Step 2. Use to create the notes. It silently truncates the notes to a fixed length.
Step 3. Create several notes from the same user or different user. Each note is now responsible for 1000+ http request.
Step 4. View all the notes at the same time. The target server is observed to have massive http get flood. Thousands of get request are sent to a single server in a couple of seconds. Total number of facebook servers accessing in parallel is 100+.
Initial Response: Bug was denied as they misinterpreted the bug would only cause a 404 request and is not capable of causing high impact.
After exchanging few emails I was asked to prove if the impact would be high. I fired up a target VM on the cloud and using only browsers from three laptops I was able to achieve 400+ Mbps outbound traffic for 2-3 hours.

Number of Facebook Servers: 127
Of course, the impact could be more than 400 Mbps as I was only using browser for this test and was limited by the number of browser thread per domain that would fetch the images. I created a proof-of-concept script that could cause even greater impact and sent the script along with the graph to Facebook.
On April 11, I got a reply that said
Thank you for being patient and I apologize for the long delay here. This issue was discussed, bumped to another team, discussed some more, etc.
In the end, the conclusion is that there’s no real way to us fix this that would stop “attacks” against small consumer grade sites without also significantly degrading the overall functionality.
Unfortunately, so-called “won’t fix” items aren’t eligible under the bug bounty program, so there won’t be a reward for this issue. I want to acknowledge, however, both that I think your proposed attack is interesting/creative and that you clearly put a lot of work into researching and reporting the issue last month. That IS appreciated and we do hope that you’ll continue to submit any future security issues you find to the Facebook bug bounty program.

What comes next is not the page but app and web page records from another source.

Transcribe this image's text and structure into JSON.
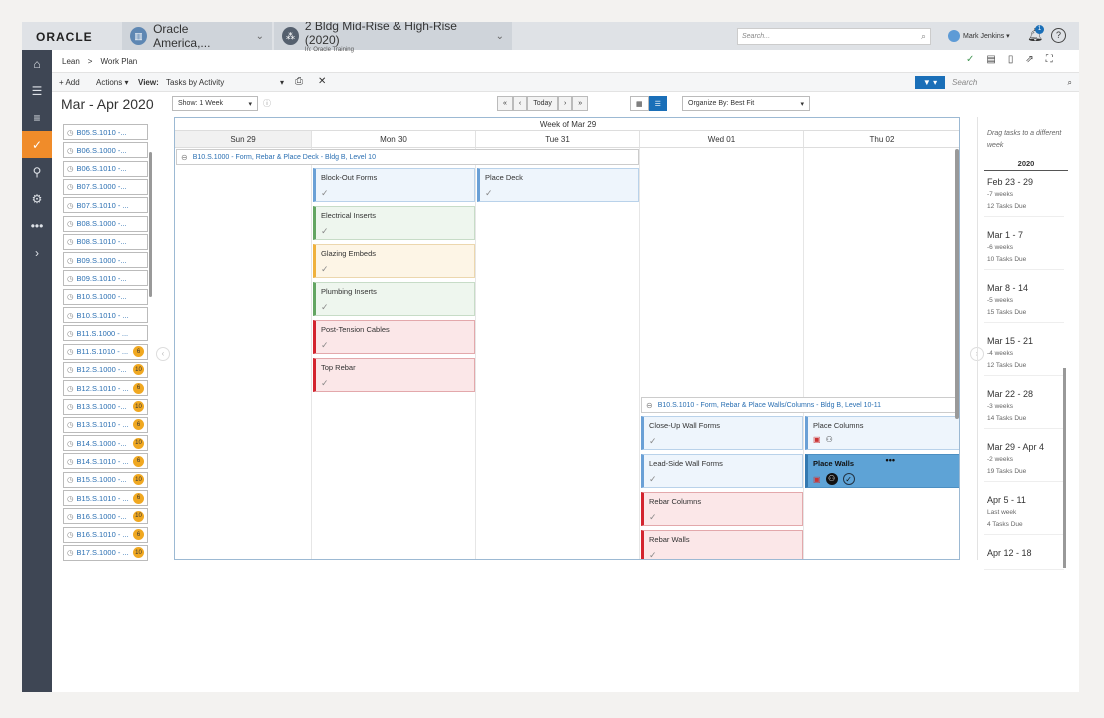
{
  "header": {
    "logo": "ORACLE",
    "company": "Oracle America,...",
    "project": "2 Bldg Mid-Rise & High-Rise (2020)",
    "project_sub": "In: Oracle Training",
    "search_placeholder": "Search...",
    "user": "Mark Jenkins ▾",
    "notifications": "1"
  },
  "nav": [
    {
      "icon": "home-icon",
      "g": "⌂"
    },
    {
      "icon": "list-icon",
      "g": "☰"
    },
    {
      "icon": "schedule-icon",
      "g": "≡"
    },
    {
      "icon": "lean-icon",
      "g": "✓",
      "active": true
    },
    {
      "icon": "network-icon",
      "g": "⚲"
    },
    {
      "icon": "settings-icon",
      "g": "⚙"
    },
    {
      "icon": "more-icon",
      "g": "•••"
    },
    {
      "icon": "expand-icon",
      "g": "›"
    }
  ],
  "breadcrumb": {
    "parent": "Lean",
    "sep": ">",
    "current": "Work Plan"
  },
  "toolbar": {
    "add": "+ Add",
    "actions": "Actions ▾",
    "view_label": "View:",
    "view_value": "Tasks by Activity",
    "search_placeholder": "Search"
  },
  "calendar": {
    "title": "Mar - Apr 2020",
    "show": "Show: 1 Week",
    "today": "Today",
    "organize": "Organize By: Best Fit",
    "week_label": "Week of Mar 29",
    "days": [
      "Sun 29",
      "Mon 30",
      "Tue 31",
      "Wed 01",
      "Thu 02"
    ]
  },
  "groups": [
    {
      "title": "B10.S.1000 - Form, Rebar & Place Deck - Bldg B, Level 10",
      "days": [
        [],
        [
          {
            "name": "Block-Out Forms",
            "color": "blue"
          },
          {
            "name": "Electrical Inserts",
            "color": "green"
          },
          {
            "name": "Glazing Embeds",
            "color": "yellow"
          },
          {
            "name": "Plumbing Inserts",
            "color": "green"
          },
          {
            "name": "Post-Tension Cables",
            "color": "red"
          },
          {
            "name": "Top Rebar",
            "color": "red"
          }
        ],
        [
          {
            "name": "Place Deck",
            "color": "blue"
          }
        ],
        [],
        []
      ]
    },
    {
      "title": "B10.S.1010 - Form, Rebar & Place Walls/Columns - Bldg B, Level 10-11",
      "days": [
        [],
        [],
        [],
        [
          {
            "name": "Close-Up Wall Forms",
            "color": "blue"
          },
          {
            "name": "Lead-Side Wall Forms",
            "color": "blue"
          },
          {
            "name": "Rebar Columns",
            "color": "red"
          },
          {
            "name": "Rebar Walls",
            "color": "red"
          }
        ],
        [
          {
            "name": "Place Columns",
            "color": "blue",
            "icons": true
          },
          {
            "name": "Place Walls",
            "color": "sel",
            "icons": true,
            "selected": true
          }
        ]
      ]
    }
  ],
  "activities": [
    {
      "id": "B05.S.1010 -..."
    },
    {
      "id": "B06.S.1000 -..."
    },
    {
      "id": "B06.S.1010 -..."
    },
    {
      "id": "B07.S.1000 -..."
    },
    {
      "id": "B07.S.1010 - ..."
    },
    {
      "id": "B08.S.1000 -..."
    },
    {
      "id": "B08.S.1010 -..."
    },
    {
      "id": "B09.S.1000 -..."
    },
    {
      "id": "B09.S.1010 -..."
    },
    {
      "id": "B10.S.1000 -..."
    },
    {
      "id": "B10.S.1010 - ..."
    },
    {
      "id": "B11.S.1000 - ..."
    },
    {
      "id": "B11.S.1010 - ...",
      "badge": "6"
    },
    {
      "id": "B12.S.1000 -...",
      "badge": "10"
    },
    {
      "id": "B12.S.1010 - ...",
      "badge": "6"
    },
    {
      "id": "B13.S.1000 -...",
      "badge": "10"
    },
    {
      "id": "B13.S.1010 - ...",
      "badge": "6"
    },
    {
      "id": "B14.S.1000 -...",
      "badge": "10"
    },
    {
      "id": "B14.S.1010 - ...",
      "badge": "6"
    },
    {
      "id": "B15.S.1000 -...",
      "badge": "10"
    },
    {
      "id": "B15.S.1010 - ...",
      "badge": "6"
    },
    {
      "id": "B16.S.1000 -...",
      "badge": "10"
    },
    {
      "id": "B16.S.1010 - ...",
      "badge": "6"
    },
    {
      "id": "B17.S.1000 - ...",
      "badge": "10"
    }
  ],
  "weeks_panel": {
    "hint": "Drag tasks to a different week",
    "year": "2020",
    "weeks": [
      {
        "range": "Feb 23 - 29",
        "rel": "-7 weeks",
        "due": "12 Tasks Due"
      },
      {
        "range": "Mar 1 - 7",
        "rel": "-6 weeks",
        "due": "10 Tasks Due"
      },
      {
        "range": "Mar 8 - 14",
        "rel": "-5 weeks",
        "due": "15 Tasks Due"
      },
      {
        "range": "Mar 15 - 21",
        "rel": "-4 weeks",
        "due": "12 Tasks Due"
      },
      {
        "range": "Mar 22 - 28",
        "rel": "-3 weeks",
        "due": "14 Tasks Due"
      },
      {
        "range": "Mar 29 - Apr 4",
        "rel": "-2 weeks",
        "due": "19 Tasks Due"
      },
      {
        "range": "Apr 5 - 11",
        "rel": "Last week",
        "due": "4 Tasks Due"
      },
      {
        "range": "Apr 12 - 18",
        "rel": "",
        "due": ""
      }
    ]
  },
  "colors": {
    "accent": "#1a6fb8",
    "nav_bg": "#3e4654",
    "nav_active": "#f08c2a",
    "badge": "#f0a821"
  }
}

I’m not sure why they are not fixing this. Supporting dynamic links in image tags could be a problem and I’m not a big fan of it. I think a manual upload would satisfy the need of users if they want to have dynamically generated image on the notes.
I also see a couple of other problems with this type of abuse:
  • A scenario of traffic amplification: when the image is replaced by a pdf or video of larger size, Facebook would crawl a huge file but the user gets nothing.
  • Each Note supports 1000+ links and Facebook blocks a user after creating around 100 Notes in a short span. Since there is no captcha for note creation, all of this can be automated and an attacker could easily prepare hundreds of notes using multiple users until the time of attack when all of them is viewed at once.
Although a sustained 400 Mbps could be dangerous, I wanted to test this one last time to see if it can indeed have a larger impact.
Getting rid of the browser and using the poc script I was able to get ~900 Mbps outbound traffic.

I was using an ordinary 13 MB PDF file which was fetched by Facebook 180,000+ times, number of Facebook servers involved was 112.
We can see the traffic graph is almost constant at 895 Mbps. This might be because of the maximum traffic imposed on my VM on the cloud which is using a shared Gbps ethernet port. It seems there is no restriction put on Facebook servers and with so many servers crawling at once we can only imagine how high this traffic can get.
After finding and reporting this issue, I found similar issues with Google which I blogged here. Combining Google and Facebook, it seems we can easily get multiple Gbps of GET Flood.
Facebook crawler shows itself as facebookexternalhit. Right now it seems there is no other choice than to block it in order to avoid this nuisance.
[Update] mentions a way to get the list of IP addresses that belongs to Facebook crawler.
whois -h  ‘-i origin AS32934 | grep ^route
Blocking the IP addresses could be more effective than blocking the useragent.